Task to complete ::
Find every line in the records that holds the string "this". Copy each one.

(Website and app data records)
★ ★ ★ ★
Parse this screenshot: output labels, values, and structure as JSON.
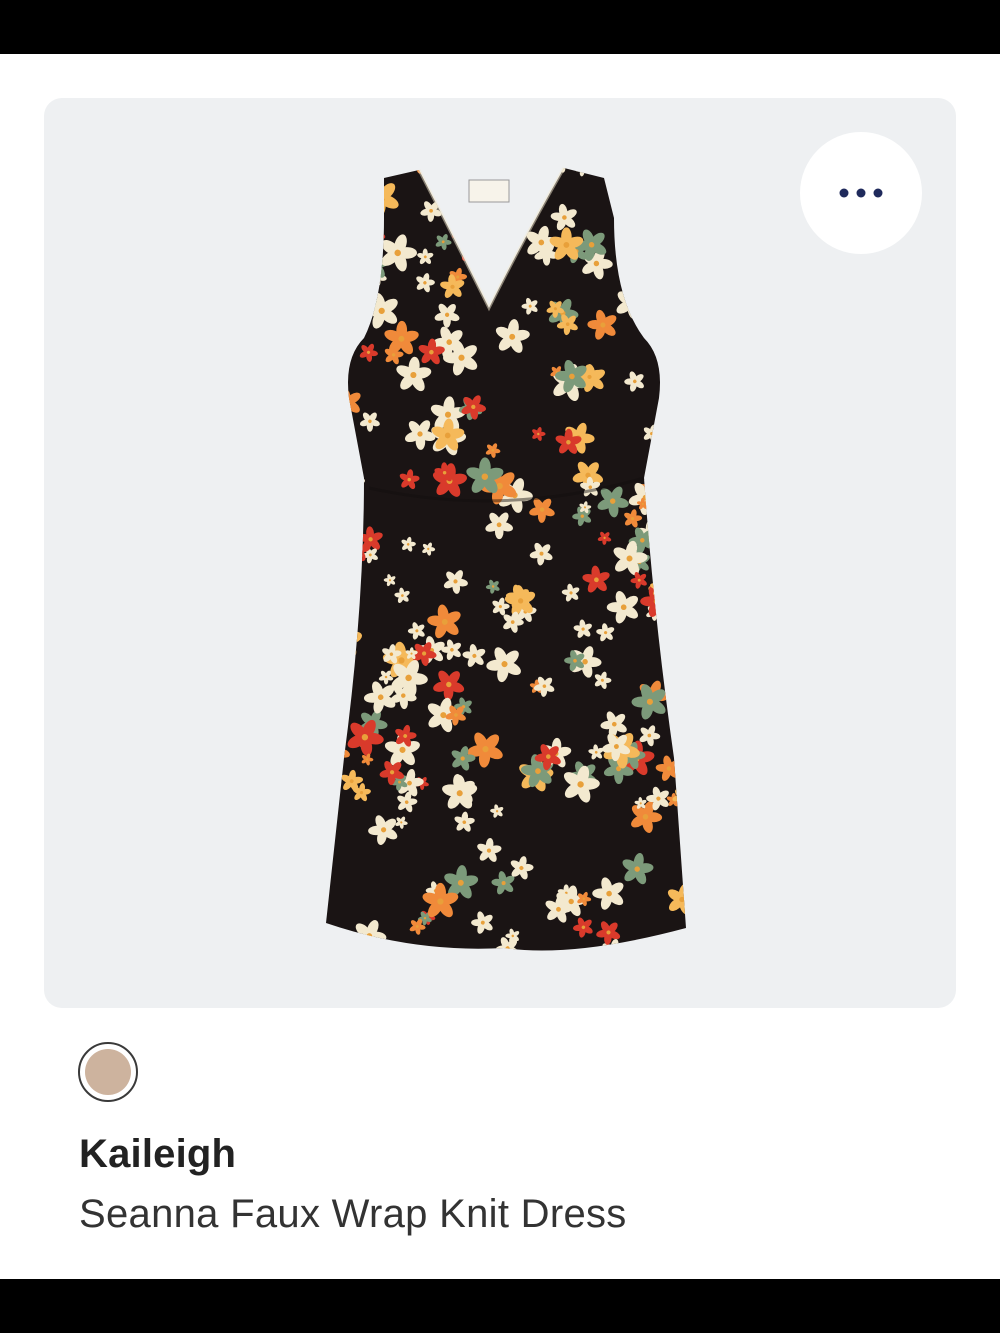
{
  "product": {
    "brand": "Kaileigh",
    "name": "Seanna Faux Wrap Knit Dress"
  },
  "swatch": {
    "color": "#cdb39e"
  },
  "icons": {
    "more": "more-horizontal-icon"
  },
  "colors": {
    "accent": "#1f2a5c",
    "card_background": "#eef0f2",
    "dress_base": "#1a1414",
    "flower_cream": "#f3e9cf",
    "flower_orange": "#f08a3a",
    "flower_red": "#d93a2b",
    "leaf_green": "#7c9a7a"
  }
}
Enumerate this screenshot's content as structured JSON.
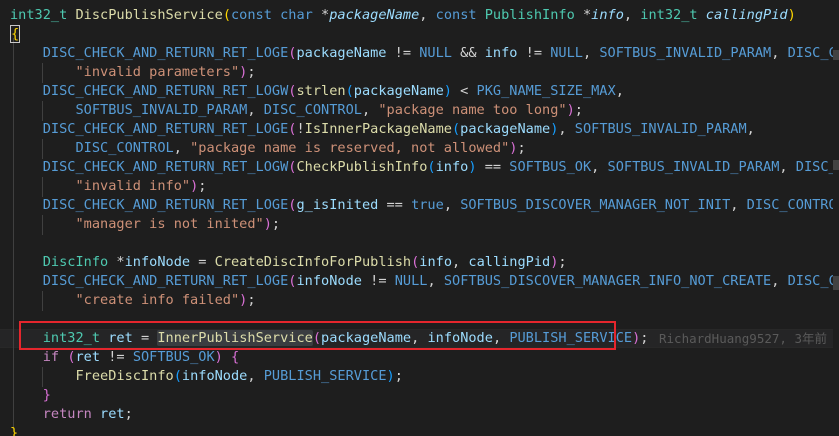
{
  "editor": {
    "blame": "RichardHuang9527, 3年前",
    "lines": [
      [
        [
          "int32_t",
          "type"
        ],
        [
          " ",
          "plain"
        ],
        [
          "DiscPublishService",
          "fn"
        ],
        [
          "(",
          "brace1"
        ],
        [
          "const",
          "kw"
        ],
        [
          " ",
          "plain"
        ],
        [
          "char",
          "kw"
        ],
        [
          " *",
          "plain"
        ],
        [
          "packageName",
          "param"
        ],
        [
          ", ",
          "plain"
        ],
        [
          "const",
          "kw"
        ],
        [
          " ",
          "plain"
        ],
        [
          "PublishInfo",
          "type"
        ],
        [
          " *",
          "plain"
        ],
        [
          "info",
          "param"
        ],
        [
          ", ",
          "plain"
        ],
        [
          "int32_t",
          "type"
        ],
        [
          " ",
          "plain"
        ],
        [
          "callingPid",
          "param"
        ],
        [
          ")",
          "brace1"
        ]
      ],
      [
        [
          "{",
          "brace1"
        ]
      ],
      [
        [
          "    ",
          "plain"
        ],
        [
          "DISC_CHECK_AND_RETURN_RET_LOGE",
          "macro"
        ],
        [
          "(",
          "brace2"
        ],
        [
          "packageName",
          "var"
        ],
        [
          " != ",
          "plain"
        ],
        [
          "NULL",
          "macro"
        ],
        [
          " && ",
          "plain"
        ],
        [
          "info",
          "var"
        ],
        [
          " != ",
          "plain"
        ],
        [
          "NULL",
          "macro"
        ],
        [
          ", ",
          "plain"
        ],
        [
          "SOFTBUS_INVALID_PARAM",
          "macro"
        ],
        [
          ", ",
          "plain"
        ],
        [
          "DISC_CONTROL",
          "macro"
        ],
        [
          ",",
          "plain"
        ]
      ],
      [
        [
          "        ",
          "plain"
        ],
        [
          "\"invalid parameters\"",
          "str"
        ],
        [
          ")",
          "brace2"
        ],
        [
          ";",
          "plain"
        ]
      ],
      [
        [
          "    ",
          "plain"
        ],
        [
          "DISC_CHECK_AND_RETURN_RET_LOGW",
          "macro"
        ],
        [
          "(",
          "brace2"
        ],
        [
          "strlen",
          "fn"
        ],
        [
          "(",
          "brace3"
        ],
        [
          "packageName",
          "var"
        ],
        [
          ")",
          "brace3"
        ],
        [
          " < ",
          "plain"
        ],
        [
          "PKG_NAME_SIZE_MAX",
          "macro"
        ],
        [
          ",",
          "plain"
        ]
      ],
      [
        [
          "        ",
          "plain"
        ],
        [
          "SOFTBUS_INVALID_PARAM",
          "macro"
        ],
        [
          ", ",
          "plain"
        ],
        [
          "DISC_CONTROL",
          "macro"
        ],
        [
          ", ",
          "plain"
        ],
        [
          "\"package name too long\"",
          "str"
        ],
        [
          ")",
          "brace2"
        ],
        [
          ";",
          "plain"
        ]
      ],
      [
        [
          "    ",
          "plain"
        ],
        [
          "DISC_CHECK_AND_RETURN_RET_LOGE",
          "macro"
        ],
        [
          "(",
          "brace2"
        ],
        [
          "!",
          "plain"
        ],
        [
          "IsInnerPackageName",
          "fn"
        ],
        [
          "(",
          "brace3"
        ],
        [
          "packageName",
          "var"
        ],
        [
          ")",
          "brace3"
        ],
        [
          ", ",
          "plain"
        ],
        [
          "SOFTBUS_INVALID_PARAM",
          "macro"
        ],
        [
          ",",
          "plain"
        ]
      ],
      [
        [
          "        ",
          "plain"
        ],
        [
          "DISC_CONTROL",
          "macro"
        ],
        [
          ", ",
          "plain"
        ],
        [
          "\"package name is reserved, not allowed\"",
          "str"
        ],
        [
          ")",
          "brace2"
        ],
        [
          ";",
          "plain"
        ]
      ],
      [
        [
          "    ",
          "plain"
        ],
        [
          "DISC_CHECK_AND_RETURN_RET_LOGW",
          "macro"
        ],
        [
          "(",
          "brace2"
        ],
        [
          "CheckPublishInfo",
          "fn"
        ],
        [
          "(",
          "brace3"
        ],
        [
          "info",
          "var"
        ],
        [
          ")",
          "brace3"
        ],
        [
          " == ",
          "plain"
        ],
        [
          "SOFTBUS_OK",
          "macro"
        ],
        [
          ", ",
          "plain"
        ],
        [
          "SOFTBUS_INVALID_PARAM",
          "macro"
        ],
        [
          ", ",
          "plain"
        ],
        [
          "DISC_CONTROL",
          "macro"
        ],
        [
          ",",
          "plain"
        ]
      ],
      [
        [
          "        ",
          "plain"
        ],
        [
          "\"invalid info\"",
          "str"
        ],
        [
          ")",
          "brace2"
        ],
        [
          ";",
          "plain"
        ]
      ],
      [
        [
          "    ",
          "plain"
        ],
        [
          "DISC_CHECK_AND_RETURN_RET_LOGE",
          "macro"
        ],
        [
          "(",
          "brace2"
        ],
        [
          "g_isInited",
          "var"
        ],
        [
          " == ",
          "plain"
        ],
        [
          "true",
          "kwlit"
        ],
        [
          ", ",
          "plain"
        ],
        [
          "SOFTBUS_DISCOVER_MANAGER_NOT_INIT",
          "macro"
        ],
        [
          ", ",
          "plain"
        ],
        [
          "DISC_CONTROL",
          "macro"
        ],
        [
          ",",
          "plain"
        ]
      ],
      [
        [
          "        ",
          "plain"
        ],
        [
          "\"manager is not inited\"",
          "str"
        ],
        [
          ")",
          "brace2"
        ],
        [
          ";",
          "plain"
        ]
      ],
      [],
      [
        [
          "    ",
          "plain"
        ],
        [
          "DiscInfo",
          "type"
        ],
        [
          " *",
          "plain"
        ],
        [
          "infoNode",
          "var"
        ],
        [
          " = ",
          "plain"
        ],
        [
          "CreateDiscInfoForPublish",
          "fn"
        ],
        [
          "(",
          "brace2"
        ],
        [
          "info",
          "var"
        ],
        [
          ", ",
          "plain"
        ],
        [
          "callingPid",
          "var"
        ],
        [
          ")",
          "brace2"
        ],
        [
          ";",
          "plain"
        ]
      ],
      [
        [
          "    ",
          "plain"
        ],
        [
          "DISC_CHECK_AND_RETURN_RET_LOGE",
          "macro"
        ],
        [
          "(",
          "brace2"
        ],
        [
          "infoNode",
          "var"
        ],
        [
          " != ",
          "plain"
        ],
        [
          "NULL",
          "macro"
        ],
        [
          ", ",
          "plain"
        ],
        [
          "SOFTBUS_DISCOVER_MANAGER_INFO_NOT_CREATE",
          "macro"
        ],
        [
          ", ",
          "plain"
        ],
        [
          "DISC_CONTROL",
          "macro"
        ],
        [
          ",",
          "plain"
        ]
      ],
      [
        [
          "        ",
          "plain"
        ],
        [
          "\"create info failed\"",
          "str"
        ],
        [
          ")",
          "brace2"
        ],
        [
          ";",
          "plain"
        ]
      ],
      [],
      [
        [
          "    ",
          "plain"
        ],
        [
          "int32_t",
          "type"
        ],
        [
          " ",
          "plain"
        ],
        [
          "ret",
          "var"
        ],
        [
          " = ",
          "plain"
        ],
        [
          "InnerPublishService",
          "fn-hl"
        ],
        [
          "(",
          "brace2"
        ],
        [
          "packageName",
          "var"
        ],
        [
          ", ",
          "plain"
        ],
        [
          "infoNode",
          "var"
        ],
        [
          ", ",
          "plain"
        ],
        [
          "PUBLISH_SERVICE",
          "macro"
        ],
        [
          ")",
          "brace2"
        ],
        [
          ";",
          "plain"
        ]
      ],
      [
        [
          "    ",
          "plain"
        ],
        [
          "if",
          "ctrl"
        ],
        [
          " ",
          "plain"
        ],
        [
          "(",
          "brace2"
        ],
        [
          "ret",
          "var"
        ],
        [
          " != ",
          "plain"
        ],
        [
          "SOFTBUS_OK",
          "macro"
        ],
        [
          ")",
          "brace2"
        ],
        [
          " ",
          "plain"
        ],
        [
          "{",
          "brace2"
        ]
      ],
      [
        [
          "        ",
          "plain"
        ],
        [
          "FreeDiscInfo",
          "fn"
        ],
        [
          "(",
          "brace3"
        ],
        [
          "infoNode",
          "var"
        ],
        [
          ", ",
          "plain"
        ],
        [
          "PUBLISH_SERVICE",
          "macro"
        ],
        [
          ")",
          "brace3"
        ],
        [
          ";",
          "plain"
        ]
      ],
      [
        [
          "    ",
          "plain"
        ],
        [
          "}",
          "brace2"
        ]
      ],
      [
        [
          "    ",
          "plain"
        ],
        [
          "return",
          "ctrl"
        ],
        [
          " ",
          "plain"
        ],
        [
          "ret",
          "var"
        ],
        [
          ";",
          "plain"
        ]
      ],
      [
        [
          "}",
          "brace1"
        ]
      ]
    ]
  }
}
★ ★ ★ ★
Solved problem ::
Parse this screenshot: output labels, values, and structure as JSON.
Enumerate this screenshot's content as structured JSON.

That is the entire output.